*** Opening Source information ***
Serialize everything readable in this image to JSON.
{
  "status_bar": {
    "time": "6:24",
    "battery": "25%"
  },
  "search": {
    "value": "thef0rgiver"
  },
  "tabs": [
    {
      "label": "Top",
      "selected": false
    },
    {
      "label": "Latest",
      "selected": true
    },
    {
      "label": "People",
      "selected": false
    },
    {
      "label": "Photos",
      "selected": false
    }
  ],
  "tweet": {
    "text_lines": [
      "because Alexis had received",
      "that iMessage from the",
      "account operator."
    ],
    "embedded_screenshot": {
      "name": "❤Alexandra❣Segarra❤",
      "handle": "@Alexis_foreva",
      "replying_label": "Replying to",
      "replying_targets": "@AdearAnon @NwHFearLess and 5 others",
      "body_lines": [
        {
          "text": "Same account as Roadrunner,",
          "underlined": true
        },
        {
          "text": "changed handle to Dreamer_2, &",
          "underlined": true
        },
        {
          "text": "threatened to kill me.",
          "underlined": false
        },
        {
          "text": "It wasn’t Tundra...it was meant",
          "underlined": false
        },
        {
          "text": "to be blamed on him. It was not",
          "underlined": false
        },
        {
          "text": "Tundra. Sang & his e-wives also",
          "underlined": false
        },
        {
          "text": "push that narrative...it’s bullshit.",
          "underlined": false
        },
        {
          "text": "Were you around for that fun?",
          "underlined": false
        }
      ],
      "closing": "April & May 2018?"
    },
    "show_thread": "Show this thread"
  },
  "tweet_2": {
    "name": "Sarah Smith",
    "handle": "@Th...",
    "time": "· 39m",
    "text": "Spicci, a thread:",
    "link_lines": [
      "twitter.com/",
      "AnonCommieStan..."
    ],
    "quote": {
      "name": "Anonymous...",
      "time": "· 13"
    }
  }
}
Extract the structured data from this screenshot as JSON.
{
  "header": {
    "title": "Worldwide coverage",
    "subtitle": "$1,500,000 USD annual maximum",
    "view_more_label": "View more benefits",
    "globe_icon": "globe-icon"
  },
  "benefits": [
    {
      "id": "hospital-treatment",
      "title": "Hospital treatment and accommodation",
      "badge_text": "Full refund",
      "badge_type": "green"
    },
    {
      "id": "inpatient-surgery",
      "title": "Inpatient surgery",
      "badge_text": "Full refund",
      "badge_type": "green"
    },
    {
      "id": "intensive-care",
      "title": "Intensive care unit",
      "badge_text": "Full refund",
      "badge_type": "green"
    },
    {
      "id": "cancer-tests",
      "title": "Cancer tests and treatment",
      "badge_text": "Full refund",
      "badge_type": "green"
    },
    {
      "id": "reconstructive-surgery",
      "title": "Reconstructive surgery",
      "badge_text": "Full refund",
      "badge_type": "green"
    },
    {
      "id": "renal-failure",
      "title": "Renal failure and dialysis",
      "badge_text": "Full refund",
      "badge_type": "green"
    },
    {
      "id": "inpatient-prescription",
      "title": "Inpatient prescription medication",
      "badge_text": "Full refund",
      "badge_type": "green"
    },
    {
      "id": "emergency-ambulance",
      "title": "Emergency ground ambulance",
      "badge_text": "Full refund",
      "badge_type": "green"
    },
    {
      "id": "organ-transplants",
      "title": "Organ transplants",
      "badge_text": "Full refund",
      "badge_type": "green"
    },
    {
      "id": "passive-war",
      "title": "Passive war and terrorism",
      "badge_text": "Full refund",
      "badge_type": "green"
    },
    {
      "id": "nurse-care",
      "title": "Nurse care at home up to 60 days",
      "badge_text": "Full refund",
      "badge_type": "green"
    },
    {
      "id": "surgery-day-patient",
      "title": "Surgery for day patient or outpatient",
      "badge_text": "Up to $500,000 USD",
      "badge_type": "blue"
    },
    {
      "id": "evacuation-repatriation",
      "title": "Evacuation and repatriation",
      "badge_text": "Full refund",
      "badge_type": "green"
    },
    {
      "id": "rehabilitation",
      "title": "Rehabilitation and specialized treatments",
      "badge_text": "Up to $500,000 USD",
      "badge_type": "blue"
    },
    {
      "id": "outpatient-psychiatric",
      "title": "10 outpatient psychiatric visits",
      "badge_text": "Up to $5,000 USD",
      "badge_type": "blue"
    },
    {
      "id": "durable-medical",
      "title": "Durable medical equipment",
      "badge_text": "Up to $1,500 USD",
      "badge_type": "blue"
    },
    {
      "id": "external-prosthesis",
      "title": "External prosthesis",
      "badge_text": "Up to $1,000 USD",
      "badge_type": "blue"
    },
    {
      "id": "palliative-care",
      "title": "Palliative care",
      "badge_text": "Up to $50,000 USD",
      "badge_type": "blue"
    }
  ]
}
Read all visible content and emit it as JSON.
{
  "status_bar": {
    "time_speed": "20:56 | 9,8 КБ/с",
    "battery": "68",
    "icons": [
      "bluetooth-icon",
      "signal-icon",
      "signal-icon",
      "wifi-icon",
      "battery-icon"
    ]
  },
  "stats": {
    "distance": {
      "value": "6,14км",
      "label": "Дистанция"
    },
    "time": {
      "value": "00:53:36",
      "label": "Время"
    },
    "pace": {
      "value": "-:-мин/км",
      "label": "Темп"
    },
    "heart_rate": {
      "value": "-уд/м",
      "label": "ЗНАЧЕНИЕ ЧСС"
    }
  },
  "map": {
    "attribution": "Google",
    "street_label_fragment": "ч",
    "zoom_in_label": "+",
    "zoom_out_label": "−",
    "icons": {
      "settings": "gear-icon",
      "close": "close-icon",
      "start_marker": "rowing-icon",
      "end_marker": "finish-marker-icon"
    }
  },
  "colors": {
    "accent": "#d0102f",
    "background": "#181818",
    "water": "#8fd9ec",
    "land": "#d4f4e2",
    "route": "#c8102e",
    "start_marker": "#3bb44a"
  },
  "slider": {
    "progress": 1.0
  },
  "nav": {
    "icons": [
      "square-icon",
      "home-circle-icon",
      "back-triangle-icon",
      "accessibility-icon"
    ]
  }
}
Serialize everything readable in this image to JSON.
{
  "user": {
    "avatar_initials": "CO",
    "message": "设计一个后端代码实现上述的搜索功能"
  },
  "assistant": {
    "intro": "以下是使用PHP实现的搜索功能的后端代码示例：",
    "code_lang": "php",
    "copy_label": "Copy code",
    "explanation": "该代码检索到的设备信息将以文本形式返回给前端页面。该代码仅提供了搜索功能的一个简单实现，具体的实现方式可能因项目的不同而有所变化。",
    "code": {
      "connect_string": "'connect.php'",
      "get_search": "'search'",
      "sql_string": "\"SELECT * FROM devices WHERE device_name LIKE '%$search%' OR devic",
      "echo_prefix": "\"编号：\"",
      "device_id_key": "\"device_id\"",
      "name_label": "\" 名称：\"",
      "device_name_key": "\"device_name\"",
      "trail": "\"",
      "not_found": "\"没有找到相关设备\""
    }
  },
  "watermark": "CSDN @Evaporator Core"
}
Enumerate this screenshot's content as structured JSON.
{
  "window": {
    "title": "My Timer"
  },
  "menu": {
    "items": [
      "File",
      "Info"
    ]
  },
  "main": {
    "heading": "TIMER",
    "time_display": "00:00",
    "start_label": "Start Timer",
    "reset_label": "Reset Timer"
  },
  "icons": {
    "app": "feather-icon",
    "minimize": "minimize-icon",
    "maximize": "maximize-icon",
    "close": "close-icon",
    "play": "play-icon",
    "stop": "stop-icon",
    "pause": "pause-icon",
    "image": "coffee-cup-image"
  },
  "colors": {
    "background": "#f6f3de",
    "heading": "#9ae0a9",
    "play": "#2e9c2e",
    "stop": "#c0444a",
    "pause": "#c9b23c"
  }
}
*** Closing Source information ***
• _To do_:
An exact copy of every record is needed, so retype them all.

• _Written reply_:
Serialize everything readable in this image to JSON.
{
  "status_bar": {
    "time": "6:24",
    "battery": "25%"
  },
  "search": {
    "value": "thef0rgiver"
  },
  "tabs": [
    {
      "label": "Top",
      "selected": false
    },
    {
      "label": "Latest",
      "selected": true
    },
    {
      "label": "People",
      "selected": false
    },
    {
      "label": "Photos",
      "selected": false
    }
  ],
  "tweet": {
    "text_lines": [
      "because Alexis had received",
      "that iMessage from the",
      "account operator."
    ],
    "embedded_screenshot": {
      "name": "❤Alexandra❣Segarra❤",
      "handle": "@Alexis_foreva",
      "replying_label": "Replying to",
      "replying_targets": "@AdearAnon @NwHFearLess and 5 others",
      "body_lines": [
        {
          "text": "Same account as Roadrunner,",
          "underlined": true
        },
        {
          "text": "changed handle to Dreamer_2, &",
          "underlined": true
        },
        {
          "text": "threatened to kill me.",
          "underlined": false
        },
        {
          "text": "It wasn’t Tundra...it was meant",
          "underlined": false
        },
        {
          "text": "to be blamed on him. It was not",
          "underlined": false
        },
        {
          "text": "Tundra. Sang & his e-wives also",
          "underlined": false
        },
        {
          "text": "push that narrative...it’s bullshit.",
          "underlined": false
        },
        {
          "text": "Were you around for that fun?",
          "underlined": false
        }
      ],
      "closing": "April & May 2018?"
    },
    "show_thread": "Show this thread"
  },
  "tweet_2": {
    "name": "Sarah Smith",
    "handle": "@Th...",
    "time": "· 39m",
    "text": "Spicci, a thread:",
    "link_lines": [
      "twitter.com/",
      "AnonCommieStan..."
    ],
    "quote": {
      "name": "Anonymous...",
      "time": "· 13"
    }
  }
}
Extract the structured data from this screenshot as JSON.
{
  "header": {
    "title": "Worldwide coverage",
    "subtitle": "$1,500,000 USD annual maximum",
    "view_more_label": "View more benefits",
    "globe_icon": "globe-icon"
  },
  "benefits": [
    {
      "id": "hospital-treatment",
      "title": "Hospital treatment and accommodation",
      "badge_text": "Full refund",
      "badge_type": "green"
    },
    {
      "id": "inpatient-surgery",
      "title": "Inpatient surgery",
      "badge_text": "Full refund",
      "badge_type": "green"
    },
    {
      "id": "intensive-care",
      "title": "Intensive care unit",
      "badge_text": "Full refund",
      "badge_type": "green"
    },
    {
      "id": "cancer-tests",
      "title": "Cancer tests and treatment",
      "badge_text": "Full refund",
      "badge_type": "green"
    },
    {
      "id": "reconstructive-surgery",
      "title": "Reconstructive surgery",
      "badge_text": "Full refund",
      "badge_type": "green"
    },
    {
      "id": "renal-failure",
      "title": "Renal failure and dialysis",
      "badge_text": "Full refund",
      "badge_type": "green"
    },
    {
      "id": "inpatient-prescription",
      "title": "Inpatient prescription medication",
      "badge_text": "Full refund",
      "badge_type": "green"
    },
    {
      "id": "emergency-ambulance",
      "title": "Emergency ground ambulance",
      "badge_text": "Full refund",
      "badge_type": "green"
    },
    {
      "id": "organ-transplants",
      "title": "Organ transplants",
      "badge_text": "Full refund",
      "badge_type": "green"
    },
    {
      "id": "passive-war",
      "title": "Passive war and terrorism",
      "badge_text": "Full refund",
      "badge_type": "green"
    },
    {
      "id": "nurse-care",
      "title": "Nurse care at home up to 60 days",
      "badge_text": "Full refund",
      "badge_type": "green"
    },
    {
      "id": "surgery-day-patient",
      "title": "Surgery for day patient or outpatient",
      "badge_text": "Up to $500,000 USD",
      "badge_type": "blue"
    },
    {
      "id": "evacuation-repatriation",
      "title": "Evacuation and repatriation",
      "badge_text": "Full refund",
      "badge_type": "green"
    },
    {
      "id": "rehabilitation",
      "title": "Rehabilitation and specialized treatments",
      "badge_text": "Up to $500,000 USD",
      "badge_type": "blue"
    },
    {
      "id": "outpatient-psychiatric",
      "title": "10 outpatient psychiatric visits",
      "badge_text": "Up to $5,000 USD",
      "badge_type": "blue"
    },
    {
      "id": "durable-medical",
      "title": "Durable medical equipment",
      "badge_text": "Up to $1,500 USD",
      "badge_type": "blue"
    },
    {
      "id": "external-prosthesis",
      "title": "External prosthesis",
      "badge_text": "Up to $1,000 USD",
      "badge_type": "blue"
    },
    {
      "id": "palliative-care",
      "title": "Palliative care",
      "badge_text": "Up to $50,000 USD",
      "badge_type": "blue"
    }
  ]
}
Read all visible content and emit it as JSON.
{
  "status_bar": {
    "time_speed": "20:56 | 9,8 КБ/с",
    "battery": "68",
    "icons": [
      "bluetooth-icon",
      "signal-icon",
      "signal-icon",
      "wifi-icon",
      "battery-icon"
    ]
  },
  "stats": {
    "distance": {
      "value": "6,14км",
      "label": "Дистанция"
    },
    "time": {
      "value": "00:53:36",
      "label": "Время"
    },
    "pace": {
      "value": "-:-мин/км",
      "label": "Темп"
    },
    "heart_rate": {
      "value": "-уд/м",
      "label": "ЗНАЧЕНИЕ ЧСС"
    }
  },
  "map": {
    "attribution": "Google",
    "street_label_fragment": "ч",
    "zoom_in_label": "+",
    "zoom_out_label": "−",
    "icons": {
      "settings": "gear-icon",
      "close": "close-icon",
      "start_marker": "rowing-icon",
      "end_marker": "finish-marker-icon"
    }
  },
  "colors": {
    "accent": "#d0102f",
    "background": "#181818",
    "water": "#8fd9ec",
    "land": "#d4f4e2",
    "route": "#c8102e",
    "start_marker": "#3bb44a"
  },
  "slider": {
    "progress": 1.0
  },
  "nav": {
    "icons": [
      "square-icon",
      "home-circle-icon",
      "back-triangle-icon",
      "accessibility-icon"
    ]
  }
}
Serialize everything readable in this image to JSON.
{
  "user": {
    "avatar_initials": "CO",
    "message": "设计一个后端代码实现上述的搜索功能"
  },
  "assistant": {
    "intro": "以下是使用PHP实现的搜索功能的后端代码示例：",
    "code_lang": "php",
    "copy_label": "Copy code",
    "explanation": "该代码检索到的设备信息将以文本形式返回给前端页面。该代码仅提供了搜索功能的一个简单实现，具体的实现方式可能因项目的不同而有所变化。",
    "code": {
      "connect_string": "'connect.php'",
      "get_search": "'search'",
      "sql_string": "\"SELECT * FROM devices WHERE device_name LIKE '%$search%' OR devic",
      "echo_prefix": "\"编号：\"",
      "device_id_key": "\"device_id\"",
      "name_label": "\" 名称：\"",
      "device_name_key": "\"device_name\"",
      "trail": "\"",
      "not_found": "\"没有找到相关设备\""
    }
  },
  "watermark": "CSDN @Evaporator Core"
}
Enumerate this screenshot's content as structured JSON.
{
  "window": {
    "title": "My Timer"
  },
  "menu": {
    "items": [
      "File",
      "Info"
    ]
  },
  "main": {
    "heading": "TIMER",
    "time_display": "00:00",
    "start_label": "Start Timer",
    "reset_label": "Reset Timer"
  },
  "icons": {
    "app": "feather-icon",
    "minimize": "minimize-icon",
    "maximize": "maximize-icon",
    "close": "close-icon",
    "play": "play-icon",
    "stop": "stop-icon",
    "pause": "pause-icon",
    "image": "coffee-cup-image"
  },
  "colors": {
    "background": "#f6f3de",
    "heading": "#9ae0a9",
    "play": "#2e9c2e",
    "stop": "#c0444a",
    "pause": "#c9b23c"
  }
}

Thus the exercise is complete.